If the tenant does not make a protective order payment or does not make the payment on time, you can file a motion asking the Court to enter a judgment for possession against the tenant.

In most cases, however, if the tenant asks for a little additional time to pay the protective order before you file your motion or if the tenant comes to the hearing on your motion and has the money and is ready to pay, the judge will usually let the tenant pay late.

For more information about protective orders, click here.

What happens if I can't afford to pay any Court fees?

If you cannot afford to pay costs or fees relating to your Landlord Tenant case, you can file an "Application to Proceed Without Prepayment of Costs, Fees, or Security" commonly referred to as an "IFP" or "In Forma Pauperis." You will be required to complete the court's form and swear to information about your financial affairs. Once you complete the Application and Affidavit, you will appear in front of the judge who will decide whether to grant your request.

What should I know about settling my case with the tenant?

One option you have after you sue your tenant for eviction is to settle your case with the tenant or tenant's attorney. You are not required to settle your case and you should not be pressured into doing so. You also probably don't want to agree to terms you cannot meet.

I have agreed to settle the case with the tenant. How can I put the terms of the settlement in writing?

Judgment for Possession by Consent / Form 4A

Most landlords require tenants who want to settle their cases to use a form called "Judgment for Possession by Consent" or "Form 4A." You can obtain a copy of the form here. This form immediately enters a judgment for possession against the tenant once it is signed by both parties and approved by the "Interview & Judgment Clerk." Again, a judgment for possession means that you have the right to evict the tenant, However, the judgment is postponed or "stayed" and you agree not to evict the tenant as long as the tenant follows the agreement.

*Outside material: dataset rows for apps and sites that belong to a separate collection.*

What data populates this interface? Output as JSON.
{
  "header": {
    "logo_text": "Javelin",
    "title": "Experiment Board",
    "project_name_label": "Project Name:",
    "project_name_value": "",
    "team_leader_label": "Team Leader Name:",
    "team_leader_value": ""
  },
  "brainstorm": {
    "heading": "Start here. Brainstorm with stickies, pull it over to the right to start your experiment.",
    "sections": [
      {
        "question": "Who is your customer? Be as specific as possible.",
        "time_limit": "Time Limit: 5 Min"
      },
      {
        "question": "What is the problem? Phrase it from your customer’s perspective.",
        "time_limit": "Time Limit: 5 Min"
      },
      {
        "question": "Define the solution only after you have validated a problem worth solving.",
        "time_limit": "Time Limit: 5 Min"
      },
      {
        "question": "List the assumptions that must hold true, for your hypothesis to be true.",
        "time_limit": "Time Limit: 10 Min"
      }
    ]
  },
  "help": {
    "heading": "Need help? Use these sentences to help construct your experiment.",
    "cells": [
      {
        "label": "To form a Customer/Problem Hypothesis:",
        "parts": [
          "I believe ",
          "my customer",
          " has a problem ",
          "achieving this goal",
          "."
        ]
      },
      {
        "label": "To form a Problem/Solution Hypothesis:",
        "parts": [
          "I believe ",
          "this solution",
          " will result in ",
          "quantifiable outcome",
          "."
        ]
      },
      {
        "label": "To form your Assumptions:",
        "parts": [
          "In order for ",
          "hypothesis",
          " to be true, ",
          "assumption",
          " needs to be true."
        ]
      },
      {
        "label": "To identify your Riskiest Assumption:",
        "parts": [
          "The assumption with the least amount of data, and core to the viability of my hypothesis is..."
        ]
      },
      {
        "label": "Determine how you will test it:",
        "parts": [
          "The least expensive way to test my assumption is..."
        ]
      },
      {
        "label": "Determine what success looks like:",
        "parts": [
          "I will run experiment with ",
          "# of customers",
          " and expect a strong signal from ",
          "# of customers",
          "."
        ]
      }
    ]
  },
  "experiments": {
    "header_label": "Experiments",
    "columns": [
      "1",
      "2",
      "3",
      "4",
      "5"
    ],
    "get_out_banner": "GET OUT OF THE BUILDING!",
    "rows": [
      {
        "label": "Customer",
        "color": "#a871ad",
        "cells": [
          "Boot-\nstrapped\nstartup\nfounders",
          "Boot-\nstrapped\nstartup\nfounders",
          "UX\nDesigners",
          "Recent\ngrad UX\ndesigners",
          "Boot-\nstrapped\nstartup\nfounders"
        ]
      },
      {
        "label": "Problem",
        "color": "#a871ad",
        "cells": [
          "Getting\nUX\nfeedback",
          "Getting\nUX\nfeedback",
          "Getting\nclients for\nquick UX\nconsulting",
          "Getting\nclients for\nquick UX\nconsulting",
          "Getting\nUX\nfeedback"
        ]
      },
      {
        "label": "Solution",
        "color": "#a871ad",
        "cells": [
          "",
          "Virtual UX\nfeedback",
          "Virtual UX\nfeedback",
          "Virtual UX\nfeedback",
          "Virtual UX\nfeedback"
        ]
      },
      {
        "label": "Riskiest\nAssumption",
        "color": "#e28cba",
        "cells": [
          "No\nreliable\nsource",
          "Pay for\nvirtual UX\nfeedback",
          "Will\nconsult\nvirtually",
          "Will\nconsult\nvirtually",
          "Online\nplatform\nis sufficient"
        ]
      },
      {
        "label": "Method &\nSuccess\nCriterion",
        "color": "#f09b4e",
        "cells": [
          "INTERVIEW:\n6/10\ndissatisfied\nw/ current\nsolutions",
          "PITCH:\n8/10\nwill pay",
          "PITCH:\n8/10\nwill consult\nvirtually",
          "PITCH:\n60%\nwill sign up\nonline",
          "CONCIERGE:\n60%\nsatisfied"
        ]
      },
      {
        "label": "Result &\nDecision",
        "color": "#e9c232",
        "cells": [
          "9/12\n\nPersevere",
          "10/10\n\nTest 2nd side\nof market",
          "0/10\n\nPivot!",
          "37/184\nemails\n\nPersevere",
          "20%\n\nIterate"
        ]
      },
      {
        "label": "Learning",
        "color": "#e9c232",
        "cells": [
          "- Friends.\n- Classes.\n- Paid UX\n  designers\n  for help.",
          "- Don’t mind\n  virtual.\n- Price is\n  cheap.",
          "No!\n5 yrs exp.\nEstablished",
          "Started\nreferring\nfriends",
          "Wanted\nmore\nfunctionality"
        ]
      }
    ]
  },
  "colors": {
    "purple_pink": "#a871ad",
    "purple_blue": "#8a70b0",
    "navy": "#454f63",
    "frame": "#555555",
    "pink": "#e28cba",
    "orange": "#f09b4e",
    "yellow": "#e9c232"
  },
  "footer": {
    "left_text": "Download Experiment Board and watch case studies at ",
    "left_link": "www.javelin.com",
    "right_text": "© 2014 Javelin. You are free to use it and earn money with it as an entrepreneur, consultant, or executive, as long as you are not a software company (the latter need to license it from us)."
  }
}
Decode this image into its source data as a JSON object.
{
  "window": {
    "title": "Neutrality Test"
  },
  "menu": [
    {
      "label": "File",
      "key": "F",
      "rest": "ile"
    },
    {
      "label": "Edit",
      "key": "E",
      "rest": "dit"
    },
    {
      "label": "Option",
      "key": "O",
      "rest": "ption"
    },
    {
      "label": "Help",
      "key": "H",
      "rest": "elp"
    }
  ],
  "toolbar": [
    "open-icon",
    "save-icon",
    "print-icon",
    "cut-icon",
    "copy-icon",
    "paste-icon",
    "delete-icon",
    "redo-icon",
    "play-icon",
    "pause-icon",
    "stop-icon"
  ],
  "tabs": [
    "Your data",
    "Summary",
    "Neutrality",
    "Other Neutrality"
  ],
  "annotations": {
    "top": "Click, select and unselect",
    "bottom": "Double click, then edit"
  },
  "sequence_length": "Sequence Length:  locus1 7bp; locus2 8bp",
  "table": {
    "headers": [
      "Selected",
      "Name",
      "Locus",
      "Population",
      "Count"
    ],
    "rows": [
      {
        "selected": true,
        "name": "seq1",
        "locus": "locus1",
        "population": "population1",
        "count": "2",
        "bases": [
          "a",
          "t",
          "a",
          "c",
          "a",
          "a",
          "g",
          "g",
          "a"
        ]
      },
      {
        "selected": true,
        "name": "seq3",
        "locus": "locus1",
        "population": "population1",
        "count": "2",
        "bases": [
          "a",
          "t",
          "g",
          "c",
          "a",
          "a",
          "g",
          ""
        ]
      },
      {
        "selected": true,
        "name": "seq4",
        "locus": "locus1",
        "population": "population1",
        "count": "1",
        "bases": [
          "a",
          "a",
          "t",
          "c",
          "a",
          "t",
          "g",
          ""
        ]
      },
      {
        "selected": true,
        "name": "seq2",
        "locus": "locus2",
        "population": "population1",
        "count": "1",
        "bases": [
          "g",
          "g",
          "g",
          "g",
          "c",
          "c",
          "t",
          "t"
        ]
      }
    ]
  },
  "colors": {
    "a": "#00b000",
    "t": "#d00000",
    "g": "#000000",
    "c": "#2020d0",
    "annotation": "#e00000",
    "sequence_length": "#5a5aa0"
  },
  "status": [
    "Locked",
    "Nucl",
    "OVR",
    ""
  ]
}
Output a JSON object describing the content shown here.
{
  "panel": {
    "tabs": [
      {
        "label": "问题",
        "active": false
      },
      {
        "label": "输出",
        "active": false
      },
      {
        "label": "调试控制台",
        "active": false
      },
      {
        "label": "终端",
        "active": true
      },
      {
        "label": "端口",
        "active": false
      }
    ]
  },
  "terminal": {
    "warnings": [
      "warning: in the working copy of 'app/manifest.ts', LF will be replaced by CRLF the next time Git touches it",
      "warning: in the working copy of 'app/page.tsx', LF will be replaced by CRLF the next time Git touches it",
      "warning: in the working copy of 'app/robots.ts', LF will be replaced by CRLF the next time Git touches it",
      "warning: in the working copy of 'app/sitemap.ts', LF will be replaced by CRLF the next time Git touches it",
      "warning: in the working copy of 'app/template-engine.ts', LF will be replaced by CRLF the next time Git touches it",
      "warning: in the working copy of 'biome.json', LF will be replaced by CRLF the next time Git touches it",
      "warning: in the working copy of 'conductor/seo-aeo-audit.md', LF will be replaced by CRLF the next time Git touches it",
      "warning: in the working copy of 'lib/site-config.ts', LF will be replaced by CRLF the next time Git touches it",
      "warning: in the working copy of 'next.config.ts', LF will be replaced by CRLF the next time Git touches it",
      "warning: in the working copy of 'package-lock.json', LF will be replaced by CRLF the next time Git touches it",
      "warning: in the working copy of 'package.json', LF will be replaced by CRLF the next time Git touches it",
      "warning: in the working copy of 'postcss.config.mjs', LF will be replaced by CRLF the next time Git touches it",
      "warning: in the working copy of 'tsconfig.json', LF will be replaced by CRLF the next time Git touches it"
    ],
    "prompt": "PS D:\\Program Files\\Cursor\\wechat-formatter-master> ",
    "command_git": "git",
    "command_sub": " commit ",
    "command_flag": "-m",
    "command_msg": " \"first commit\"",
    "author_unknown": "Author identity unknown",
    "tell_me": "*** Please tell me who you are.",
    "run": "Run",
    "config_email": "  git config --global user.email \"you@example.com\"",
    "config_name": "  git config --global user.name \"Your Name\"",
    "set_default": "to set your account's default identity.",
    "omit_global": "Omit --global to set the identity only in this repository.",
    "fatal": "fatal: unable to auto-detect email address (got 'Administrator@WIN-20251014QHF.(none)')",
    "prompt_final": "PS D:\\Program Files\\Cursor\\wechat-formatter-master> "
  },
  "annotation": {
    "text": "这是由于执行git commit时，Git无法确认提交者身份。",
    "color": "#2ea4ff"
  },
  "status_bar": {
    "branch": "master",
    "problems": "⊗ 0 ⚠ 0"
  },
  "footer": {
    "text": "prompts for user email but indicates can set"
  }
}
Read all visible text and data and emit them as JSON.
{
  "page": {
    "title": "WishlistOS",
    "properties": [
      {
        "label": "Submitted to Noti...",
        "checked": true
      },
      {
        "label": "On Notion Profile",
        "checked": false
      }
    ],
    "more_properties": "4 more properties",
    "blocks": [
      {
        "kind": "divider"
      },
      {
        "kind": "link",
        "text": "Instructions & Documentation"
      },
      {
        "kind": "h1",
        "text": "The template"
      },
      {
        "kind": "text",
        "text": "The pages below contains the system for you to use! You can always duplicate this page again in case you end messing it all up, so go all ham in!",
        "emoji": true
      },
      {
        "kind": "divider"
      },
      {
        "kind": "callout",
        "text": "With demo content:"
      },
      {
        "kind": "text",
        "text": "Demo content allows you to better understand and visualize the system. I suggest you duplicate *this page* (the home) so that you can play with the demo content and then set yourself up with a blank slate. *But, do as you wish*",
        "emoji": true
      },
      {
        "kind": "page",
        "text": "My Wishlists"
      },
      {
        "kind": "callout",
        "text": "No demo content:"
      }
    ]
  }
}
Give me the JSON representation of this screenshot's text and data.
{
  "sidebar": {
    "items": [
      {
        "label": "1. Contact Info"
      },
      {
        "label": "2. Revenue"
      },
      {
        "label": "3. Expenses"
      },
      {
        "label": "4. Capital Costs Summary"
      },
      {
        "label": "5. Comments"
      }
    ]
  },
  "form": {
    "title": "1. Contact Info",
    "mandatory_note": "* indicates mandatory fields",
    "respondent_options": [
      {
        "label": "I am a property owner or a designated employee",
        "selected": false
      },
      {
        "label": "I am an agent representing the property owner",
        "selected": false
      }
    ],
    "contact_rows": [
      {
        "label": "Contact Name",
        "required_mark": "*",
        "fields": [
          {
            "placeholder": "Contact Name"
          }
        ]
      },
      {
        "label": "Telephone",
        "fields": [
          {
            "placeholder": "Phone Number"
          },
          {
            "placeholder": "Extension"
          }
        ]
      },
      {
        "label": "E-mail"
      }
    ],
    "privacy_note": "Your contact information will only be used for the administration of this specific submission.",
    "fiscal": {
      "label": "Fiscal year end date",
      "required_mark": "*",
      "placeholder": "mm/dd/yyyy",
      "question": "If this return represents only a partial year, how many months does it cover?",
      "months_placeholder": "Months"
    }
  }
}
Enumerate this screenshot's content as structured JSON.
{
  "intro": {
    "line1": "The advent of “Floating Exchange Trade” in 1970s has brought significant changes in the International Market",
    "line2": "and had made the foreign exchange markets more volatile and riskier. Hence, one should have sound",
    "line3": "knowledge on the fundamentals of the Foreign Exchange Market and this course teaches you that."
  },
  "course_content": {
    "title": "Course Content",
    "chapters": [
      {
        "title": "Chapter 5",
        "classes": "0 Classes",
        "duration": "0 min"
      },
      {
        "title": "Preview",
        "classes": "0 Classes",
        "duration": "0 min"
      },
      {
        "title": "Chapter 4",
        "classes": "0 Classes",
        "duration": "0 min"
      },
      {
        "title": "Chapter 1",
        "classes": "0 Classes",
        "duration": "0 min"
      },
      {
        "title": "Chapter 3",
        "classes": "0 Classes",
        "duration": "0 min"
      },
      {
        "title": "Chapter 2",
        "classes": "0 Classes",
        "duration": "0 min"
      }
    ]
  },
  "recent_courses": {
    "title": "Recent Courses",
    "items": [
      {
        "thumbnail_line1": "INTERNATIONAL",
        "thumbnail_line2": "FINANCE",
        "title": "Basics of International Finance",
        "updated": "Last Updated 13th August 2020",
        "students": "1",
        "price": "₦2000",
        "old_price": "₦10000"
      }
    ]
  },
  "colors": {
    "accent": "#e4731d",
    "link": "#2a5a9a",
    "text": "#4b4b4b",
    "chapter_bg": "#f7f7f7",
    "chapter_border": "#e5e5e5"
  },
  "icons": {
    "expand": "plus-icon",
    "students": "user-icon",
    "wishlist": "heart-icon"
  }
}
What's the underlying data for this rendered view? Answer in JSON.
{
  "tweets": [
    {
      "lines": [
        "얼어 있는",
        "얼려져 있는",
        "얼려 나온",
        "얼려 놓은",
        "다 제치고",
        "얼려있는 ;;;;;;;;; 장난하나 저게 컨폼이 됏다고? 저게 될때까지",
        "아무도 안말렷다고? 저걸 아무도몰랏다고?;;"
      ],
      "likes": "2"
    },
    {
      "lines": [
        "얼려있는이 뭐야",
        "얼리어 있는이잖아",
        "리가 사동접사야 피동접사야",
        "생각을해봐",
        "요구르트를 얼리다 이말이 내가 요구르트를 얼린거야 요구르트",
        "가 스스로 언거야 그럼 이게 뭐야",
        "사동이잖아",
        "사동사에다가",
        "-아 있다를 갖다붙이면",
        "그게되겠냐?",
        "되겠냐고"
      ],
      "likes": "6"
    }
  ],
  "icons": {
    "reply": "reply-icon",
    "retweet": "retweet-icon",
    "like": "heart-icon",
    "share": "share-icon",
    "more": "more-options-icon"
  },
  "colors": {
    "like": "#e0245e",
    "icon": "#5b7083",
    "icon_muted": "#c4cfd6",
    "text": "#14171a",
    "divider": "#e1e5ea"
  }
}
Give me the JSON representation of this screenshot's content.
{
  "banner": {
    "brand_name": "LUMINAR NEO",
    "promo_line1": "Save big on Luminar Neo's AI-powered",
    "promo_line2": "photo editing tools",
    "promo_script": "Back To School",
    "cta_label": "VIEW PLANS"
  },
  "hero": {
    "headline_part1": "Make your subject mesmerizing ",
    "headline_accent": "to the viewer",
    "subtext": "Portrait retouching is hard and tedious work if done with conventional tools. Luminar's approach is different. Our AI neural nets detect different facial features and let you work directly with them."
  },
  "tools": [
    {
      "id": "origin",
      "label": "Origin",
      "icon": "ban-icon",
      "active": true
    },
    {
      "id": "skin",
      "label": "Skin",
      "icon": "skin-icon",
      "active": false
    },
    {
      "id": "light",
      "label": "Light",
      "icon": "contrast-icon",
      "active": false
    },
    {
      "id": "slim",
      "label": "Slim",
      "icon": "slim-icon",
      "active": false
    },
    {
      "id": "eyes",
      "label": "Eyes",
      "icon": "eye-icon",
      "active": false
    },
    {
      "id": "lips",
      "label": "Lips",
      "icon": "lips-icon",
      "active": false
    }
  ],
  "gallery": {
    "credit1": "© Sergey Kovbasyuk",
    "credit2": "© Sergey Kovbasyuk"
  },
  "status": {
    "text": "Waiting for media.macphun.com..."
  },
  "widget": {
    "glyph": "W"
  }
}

Usually, these agreements set payment plans that allow the tenant to pay the back rent over a period of time. However, the tenant must pay the full amounts listed in the agreement on time. If the tenant does not pay the full amount or if he or she is even a day late, you can evict the tenant. Sometimes, landlords will agree to repair housing code violations according to a certain schedule listed in the agreement. An addendum to Form 4A where the parties can list a schedule of repairs is available here. However, even if you fail to fix these housing code violations in the time agreed, the tenant is still required to pay the full amount listed in the agreement on time or face eviction.

If you do not make the repairs you have agreed to in a Form 4A, the tenant can file a "Notice to Show Cause" and ask the judge to order you to complete the repairs or to fine you or reduce the tenant's future rent.

Settlement Agreement / Form 4B

You and your tenant also can enter into a "Settlement Agreement" or "Form 4B" that sets a payment plan, but does NOT automatically enter a "judgment for possession." A copy of Form 4B is available here. If the tenant fails to follow the agreement, you will need to file a "Motion for Judgment," and you both will have a chance to appear in front of the judge to explain your side.

You and the tenant can agree that you will make certain repairs as part of a Form 4B. An addendum for listing a schedule of repairs is available here .

Other Agreements

You and your tenant can also come to some other type of agreement, either on your own or with the help of a Court-appointed mediator. The Court provides blank forms called "praecipes" (pronounced "press-uh-pees") that you can use to write up any other type of agreement you reach with the tenant. Be sure that any agreement is filed with the Court. Some types of agreements must be approved by the judge before they are filed.

Last Review and Update: Mar 24, 2017